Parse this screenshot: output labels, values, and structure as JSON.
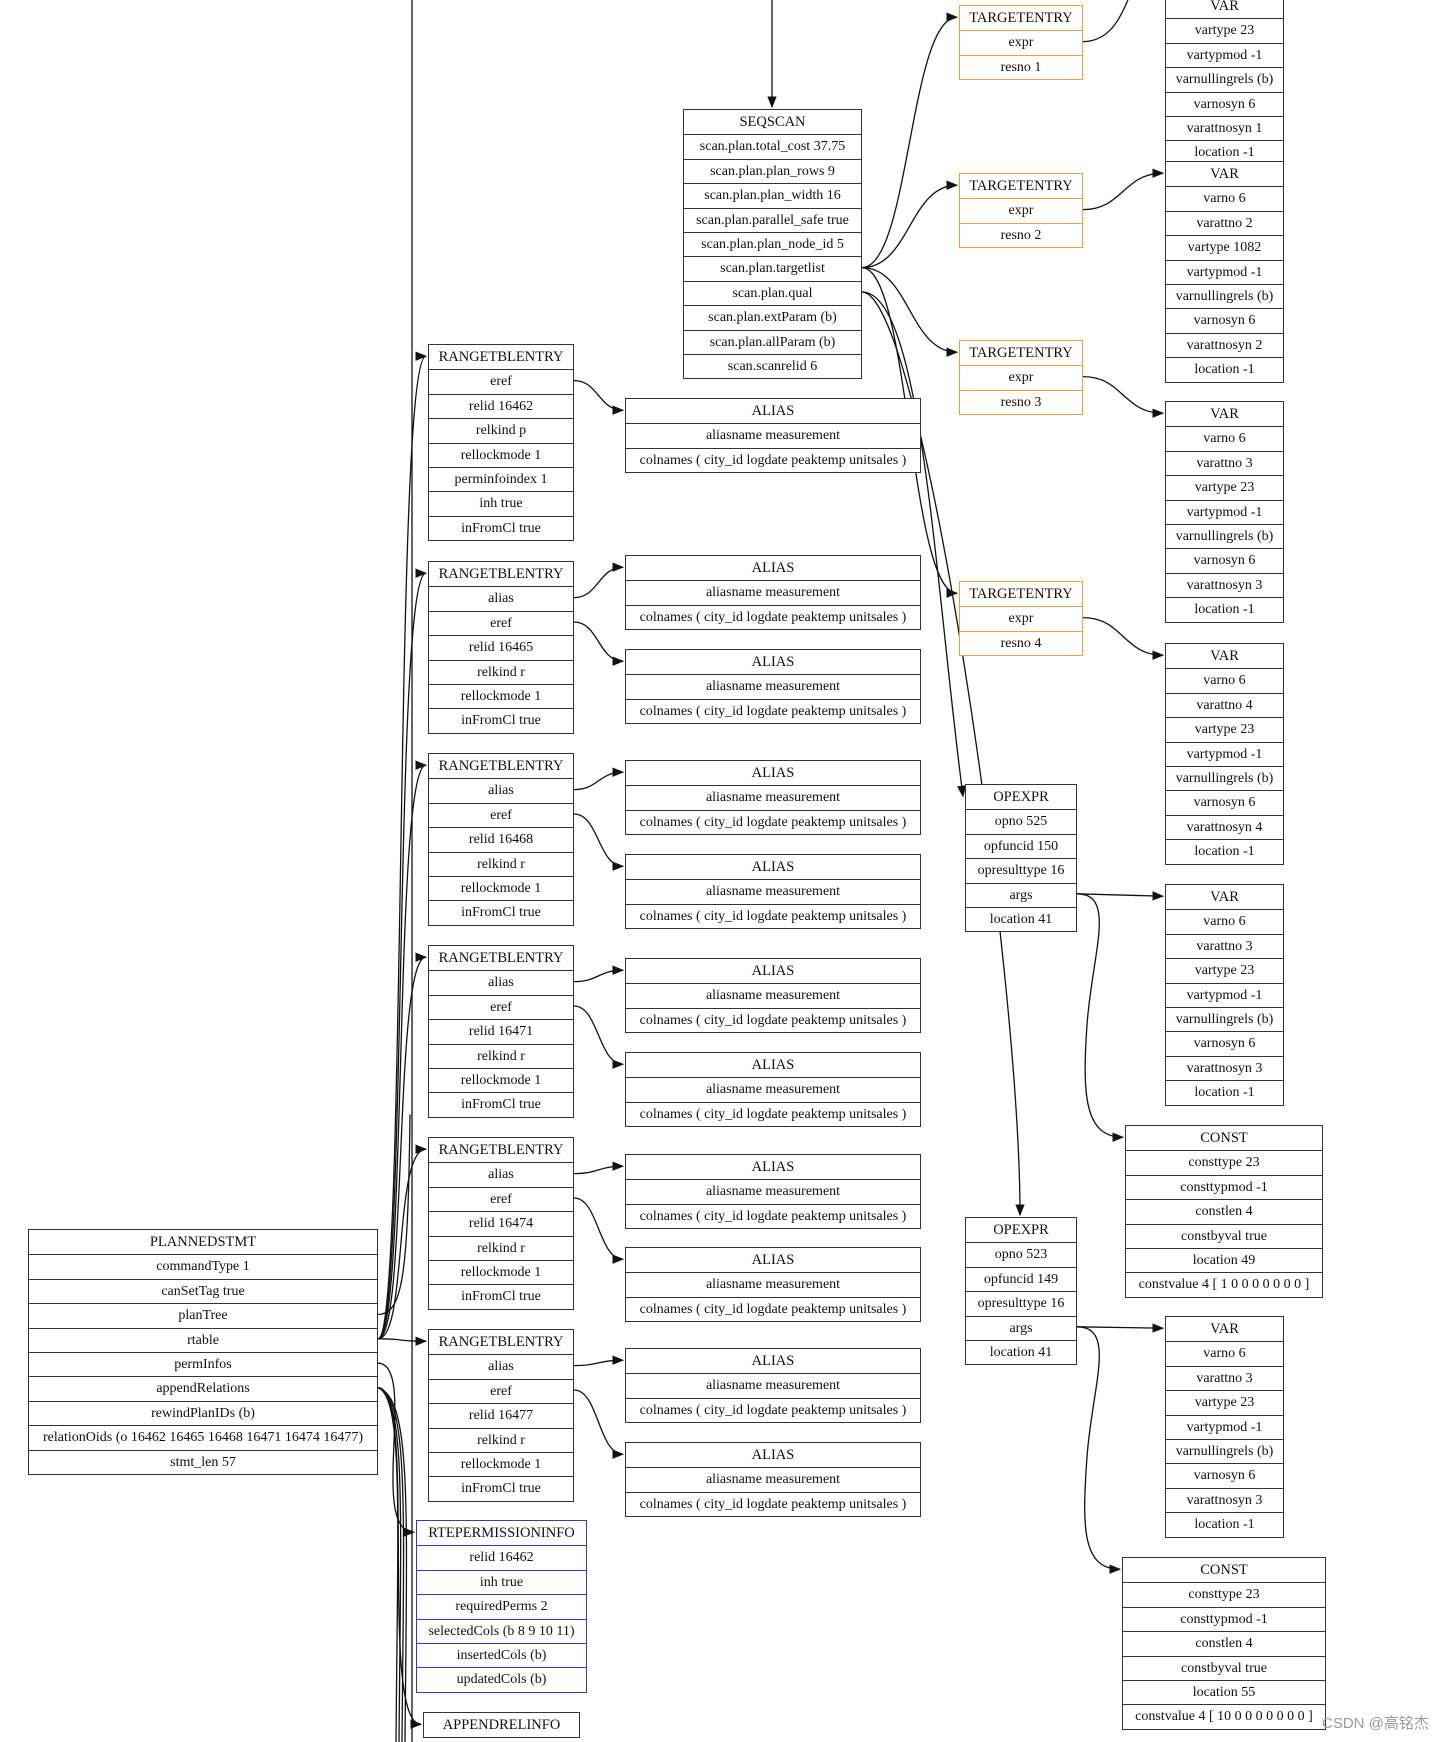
{
  "watermark": "CSDN @高铭杰",
  "colors": {
    "default_border": "#333333",
    "targetentry_border": "#f0a030",
    "rtepermission_border": "#3838c8",
    "edge": "#111111"
  },
  "nodes": {
    "plannedstmt": {
      "title": "PLANNEDSTMT",
      "fields": [
        "commandType 1",
        "canSetTag true",
        "planTree",
        "rtable",
        "permInfos",
        "appendRelations",
        "rewindPlanIDs (b)",
        "relationOids (o 16462 16465 16468 16471 16474 16477)",
        "stmt_len 57"
      ]
    },
    "seqscan": {
      "title": "SEQSCAN",
      "fields": [
        "scan.plan.total_cost 37.75",
        "scan.plan.plan_rows 9",
        "scan.plan.plan_width 16",
        "scan.plan.parallel_safe true",
        "scan.plan.plan_node_id 5",
        "scan.plan.targetlist",
        "scan.plan.qual",
        "scan.plan.extParam (b)",
        "scan.plan.allParam (b)",
        "scan.scanrelid 6"
      ]
    },
    "rte1": {
      "title": "RANGETBLENTRY",
      "fields": [
        "eref",
        "relid 16462",
        "relkind p",
        "rellockmode 1",
        "perminfoindex 1",
        "inh true",
        "inFromCl true"
      ]
    },
    "rte2": {
      "title": "RANGETBLENTRY",
      "fields": [
        "alias",
        "eref",
        "relid 16465",
        "relkind r",
        "rellockmode 1",
        "inFromCl true"
      ]
    },
    "rte3": {
      "title": "RANGETBLENTRY",
      "fields": [
        "alias",
        "eref",
        "relid 16468",
        "relkind r",
        "rellockmode 1",
        "inFromCl true"
      ]
    },
    "rte4": {
      "title": "RANGETBLENTRY",
      "fields": [
        "alias",
        "eref",
        "relid 16471",
        "relkind r",
        "rellockmode 1",
        "inFromCl true"
      ]
    },
    "rte5": {
      "title": "RANGETBLENTRY",
      "fields": [
        "alias",
        "eref",
        "relid 16474",
        "relkind r",
        "rellockmode 1",
        "inFromCl true"
      ]
    },
    "rte6": {
      "title": "RANGETBLENTRY",
      "fields": [
        "alias",
        "eref",
        "relid 16477",
        "relkind r",
        "rellockmode 1",
        "inFromCl true"
      ]
    },
    "alias1": {
      "title": "ALIAS",
      "fields": [
        "aliasname measurement",
        "colnames ( city_id logdate peaktemp unitsales )"
      ]
    },
    "alias2a": {
      "title": "ALIAS",
      "fields": [
        "aliasname measurement",
        "colnames ( city_id logdate peaktemp unitsales )"
      ]
    },
    "alias2b": {
      "title": "ALIAS",
      "fields": [
        "aliasname measurement",
        "colnames ( city_id logdate peaktemp unitsales )"
      ]
    },
    "alias3a": {
      "title": "ALIAS",
      "fields": [
        "aliasname measurement",
        "colnames ( city_id logdate peaktemp unitsales )"
      ]
    },
    "alias3b": {
      "title": "ALIAS",
      "fields": [
        "aliasname measurement",
        "colnames ( city_id logdate peaktemp unitsales )"
      ]
    },
    "alias4a": {
      "title": "ALIAS",
      "fields": [
        "aliasname measurement",
        "colnames ( city_id logdate peaktemp unitsales )"
      ]
    },
    "alias4b": {
      "title": "ALIAS",
      "fields": [
        "aliasname measurement",
        "colnames ( city_id logdate peaktemp unitsales )"
      ]
    },
    "alias5a": {
      "title": "ALIAS",
      "fields": [
        "aliasname measurement",
        "colnames ( city_id logdate peaktemp unitsales )"
      ]
    },
    "alias5b": {
      "title": "ALIAS",
      "fields": [
        "aliasname measurement",
        "colnames ( city_id logdate peaktemp unitsales )"
      ]
    },
    "alias6a": {
      "title": "ALIAS",
      "fields": [
        "aliasname measurement",
        "colnames ( city_id logdate peaktemp unitsales )"
      ]
    },
    "alias6b": {
      "title": "ALIAS",
      "fields": [
        "aliasname measurement",
        "colnames ( city_id logdate peaktemp unitsales )"
      ]
    },
    "te1": {
      "title": "TARGETENTRY",
      "fields": [
        "expr",
        "resno 1"
      ]
    },
    "te2": {
      "title": "TARGETENTRY",
      "fields": [
        "expr",
        "resno 2"
      ]
    },
    "te3": {
      "title": "TARGETENTRY",
      "fields": [
        "expr",
        "resno 3"
      ]
    },
    "te4": {
      "title": "TARGETENTRY",
      "fields": [
        "expr",
        "resno 4"
      ]
    },
    "var1": {
      "title": "VAR",
      "fields": [
        "vartype 23",
        "vartypmod -1",
        "varnullingrels (b)",
        "varnosyn 6",
        "varattnosyn 1",
        "location -1"
      ]
    },
    "var2": {
      "title": "VAR",
      "fields": [
        "varno 6",
        "varattno 2",
        "vartype 1082",
        "vartypmod -1",
        "varnullingrels (b)",
        "varnosyn 6",
        "varattnosyn 2",
        "location -1"
      ]
    },
    "var3": {
      "title": "VAR",
      "fields": [
        "varno 6",
        "varattno 3",
        "vartype 23",
        "vartypmod -1",
        "varnullingrels (b)",
        "varnosyn 6",
        "varattnosyn 3",
        "location -1"
      ]
    },
    "var4": {
      "title": "VAR",
      "fields": [
        "varno 6",
        "varattno 4",
        "vartype 23",
        "vartypmod -1",
        "varnullingrels (b)",
        "varnosyn 6",
        "varattnosyn 4",
        "location -1"
      ]
    },
    "opexpr1": {
      "title": "OPEXPR",
      "fields": [
        "opno 525",
        "opfuncid 150",
        "opresulttype 16",
        "args",
        "location 41"
      ]
    },
    "var5": {
      "title": "VAR",
      "fields": [
        "varno 6",
        "varattno 3",
        "vartype 23",
        "vartypmod -1",
        "varnullingrels (b)",
        "varnosyn 6",
        "varattnosyn 3",
        "location -1"
      ]
    },
    "const1": {
      "title": "CONST",
      "fields": [
        "consttype 23",
        "consttypmod -1",
        "constlen 4",
        "constbyval true",
        "location 49",
        "constvalue 4 [ 1 0 0 0 0 0 0 0 ]"
      ]
    },
    "opexpr2": {
      "title": "OPEXPR",
      "fields": [
        "opno 523",
        "opfuncid 149",
        "opresulttype 16",
        "args",
        "location 41"
      ]
    },
    "var6": {
      "title": "VAR",
      "fields": [
        "varno 6",
        "varattno 3",
        "vartype 23",
        "vartypmod -1",
        "varnullingrels (b)",
        "varnosyn 6",
        "varattnosyn 3",
        "location -1"
      ]
    },
    "const2": {
      "title": "CONST",
      "fields": [
        "consttype 23",
        "consttypmod -1",
        "constlen 4",
        "constbyval true",
        "location 55",
        "constvalue 4 [ 10 0 0 0 0 0 0 0 ]"
      ]
    },
    "rtepermission": {
      "title": "RTEPERMISSIONINFO",
      "fields": [
        "relid 16462",
        "inh true",
        "requiredPerms 2",
        "selectedCols (b 8 9 10 11)",
        "insertedCols (b)",
        "updatedCols (b)"
      ]
    },
    "appendrelinfo": {
      "title": "APPENDRELINFO",
      "fields": []
    }
  }
}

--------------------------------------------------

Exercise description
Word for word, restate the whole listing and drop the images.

Solved exercise
Parse this screenshot: output labels, values, and structure as JSON.
{
  "watermark": "CSDN @高铭杰",
  "colors": {
    "default_border": "#333333",
    "targetentry_border": "#f0a030",
    "rtepermission_border": "#3838c8",
    "edge": "#111111"
  },
  "nodes": {
    "plannedstmt": {
      "title": "PLANNEDSTMT",
      "fields": [
        "commandType 1",
        "canSetTag true",
        "planTree",
        "rtable",
        "permInfos",
        "appendRelations",
        "rewindPlanIDs (b)",
        "relationOids (o 16462 16465 16468 16471 16474 16477)",
        "stmt_len 57"
      ]
    },
    "seqscan": {
      "title": "SEQSCAN",
      "fields": [
        "scan.plan.total_cost 37.75",
        "scan.plan.plan_rows 9",
        "scan.plan.plan_width 16",
        "scan.plan.parallel_safe true",
        "scan.plan.plan_node_id 5",
        "scan.plan.targetlist",
        "scan.plan.qual",
        "scan.plan.extParam (b)",
        "scan.plan.allParam (b)",
        "scan.scanrelid 6"
      ]
    },
    "rte1": {
      "title": "RANGETBLENTRY",
      "fields": [
        "eref",
        "relid 16462",
        "relkind p",
        "rellockmode 1",
        "perminfoindex 1",
        "inh true",
        "inFromCl true"
      ]
    },
    "rte2": {
      "title": "RANGETBLENTRY",
      "fields": [
        "alias",
        "eref",
        "relid 16465",
        "relkind r",
        "rellockmode 1",
        "inFromCl true"
      ]
    },
    "rte3": {
      "title": "RANGETBLENTRY",
      "fields": [
        "alias",
        "eref",
        "relid 16468",
        "relkind r",
        "rellockmode 1",
        "inFromCl true"
      ]
    },
    "rte4": {
      "title": "RANGETBLENTRY",
      "fields": [
        "alias",
        "eref",
        "relid 16471",
        "relkind r",
        "rellockmode 1",
        "inFromCl true"
      ]
    },
    "rte5": {
      "title": "RANGETBLENTRY",
      "fields": [
        "alias",
        "eref",
        "relid 16474",
        "relkind r",
        "rellockmode 1",
        "inFromCl true"
      ]
    },
    "rte6": {
      "title": "RANGETBLENTRY",
      "fields": [
        "alias",
        "eref",
        "relid 16477",
        "relkind r",
        "rellockmode 1",
        "inFromCl true"
      ]
    },
    "alias1": {
      "title": "ALIAS",
      "fields": [
        "aliasname measurement",
        "colnames ( city_id logdate peaktemp unitsales )"
      ]
    },
    "alias2a": {
      "title": "ALIAS",
      "fields": [
        "aliasname measurement",
        "colnames ( city_id logdate peaktemp unitsales )"
      ]
    },
    "alias2b": {
      "title": "ALIAS",
      "fields": [
        "aliasname measurement",
        "colnames ( city_id logdate peaktemp unitsales )"
      ]
    },
    "alias3a": {
      "title": "ALIAS",
      "fields": [
        "aliasname measurement",
        "colnames ( city_id logdate peaktemp unitsales )"
      ]
    },
    "alias3b": {
      "title": "ALIAS",
      "fields": [
        "aliasname measurement",
        "colnames ( city_id logdate peaktemp unitsales )"
      ]
    },
    "alias4a": {
      "title": "ALIAS",
      "fields": [
        "aliasname measurement",
        "colnames ( city_id logdate peaktemp unitsales )"
      ]
    },
    "alias4b": {
      "title": "ALIAS",
      "fields": [
        "aliasname measurement",
        "colnames ( city_id logdate peaktemp unitsales )"
      ]
    },
    "alias5a": {
      "title": "ALIAS",
      "fields": [
        "aliasname measurement",
        "colnames ( city_id logdate peaktemp unitsales )"
      ]
    },
    "alias5b": {
      "title": "ALIAS",
      "fields": [
        "aliasname measurement",
        "colnames ( city_id logdate peaktemp unitsales )"
      ]
    },
    "alias6a": {
      "title": "ALIAS",
      "fields": [
        "aliasname measurement",
        "colnames ( city_id logdate peaktemp unitsales )"
      ]
    },
    "alias6b": {
      "title": "ALIAS",
      "fields": [
        "aliasname measurement",
        "colnames ( city_id logdate peaktemp unitsales )"
      ]
    },
    "te1": {
      "title": "TARGETENTRY",
      "fields": [
        "expr",
        "resno 1"
      ]
    },
    "te2": {
      "title": "TARGETENTRY",
      "fields": [
        "expr",
        "resno 2"
      ]
    },
    "te3": {
      "title": "TARGETENTRY",
      "fields": [
        "expr",
        "resno 3"
      ]
    },
    "te4": {
      "title": "TARGETENTRY",
      "fields": [
        "expr",
        "resno 4"
      ]
    },
    "var1": {
      "title": "VAR",
      "fields": [
        "vartype 23",
        "vartypmod -1",
        "varnullingrels (b)",
        "varnosyn 6",
        "varattnosyn 1",
        "location -1"
      ]
    },
    "var2": {
      "title": "VAR",
      "fields": [
        "varno 6",
        "varattno 2",
        "vartype 1082",
        "vartypmod -1",
        "varnullingrels (b)",
        "varnosyn 6",
        "varattnosyn 2",
        "location -1"
      ]
    },
    "var3": {
      "title": "VAR",
      "fields": [
        "varno 6",
        "varattno 3",
        "vartype 23",
        "vartypmod -1",
        "varnullingrels (b)",
        "varnosyn 6",
        "varattnosyn 3",
        "location -1"
      ]
    },
    "var4": {
      "title": "VAR",
      "fields": [
        "varno 6",
        "varattno 4",
        "vartype 23",
        "vartypmod -1",
        "varnullingrels (b)",
        "varnosyn 6",
        "varattnosyn 4",
        "location -1"
      ]
    },
    "opexpr1": {
      "title": "OPEXPR",
      "fields": [
        "opno 525",
        "opfuncid 150",
        "opresulttype 16",
        "args",
        "location 41"
      ]
    },
    "var5": {
      "title": "VAR",
      "fields": [
        "varno 6",
        "varattno 3",
        "vartype 23",
        "vartypmod -1",
        "varnullingrels (b)",
        "varnosyn 6",
        "varattnosyn 3",
        "location -1"
      ]
    },
    "const1": {
      "title": "CONST",
      "fields": [
        "consttype 23",
        "consttypmod -1",
        "constlen 4",
        "constbyval true",
        "location 49",
        "constvalue 4 [ 1 0 0 0 0 0 0 0 ]"
      ]
    },
    "opexpr2": {
      "title": "OPEXPR",
      "fields": [
        "opno 523",
        "opfuncid 149",
        "opresulttype 16",
        "args",
        "location 41"
      ]
    },
    "var6": {
      "title": "VAR",
      "fields": [
        "varno 6",
        "varattno 3",
        "vartype 23",
        "vartypmod -1",
        "varnullingrels (b)",
        "varnosyn 6",
        "varattnosyn 3",
        "location -1"
      ]
    },
    "const2": {
      "title": "CONST",
      "fields": [
        "consttype 23",
        "consttypmod -1",
        "constlen 4",
        "constbyval true",
        "location 55",
        "constvalue 4 [ 10 0 0 0 0 0 0 0 ]"
      ]
    },
    "rtepermission": {
      "title": "RTEPERMISSIONINFO",
      "fields": [
        "relid 16462",
        "inh true",
        "requiredPerms 2",
        "selectedCols (b 8 9 10 11)",
        "insertedCols (b)",
        "updatedCols (b)"
      ]
    },
    "appendrelinfo": {
      "title": "APPENDRELINFO",
      "fields": []
    }
  }
}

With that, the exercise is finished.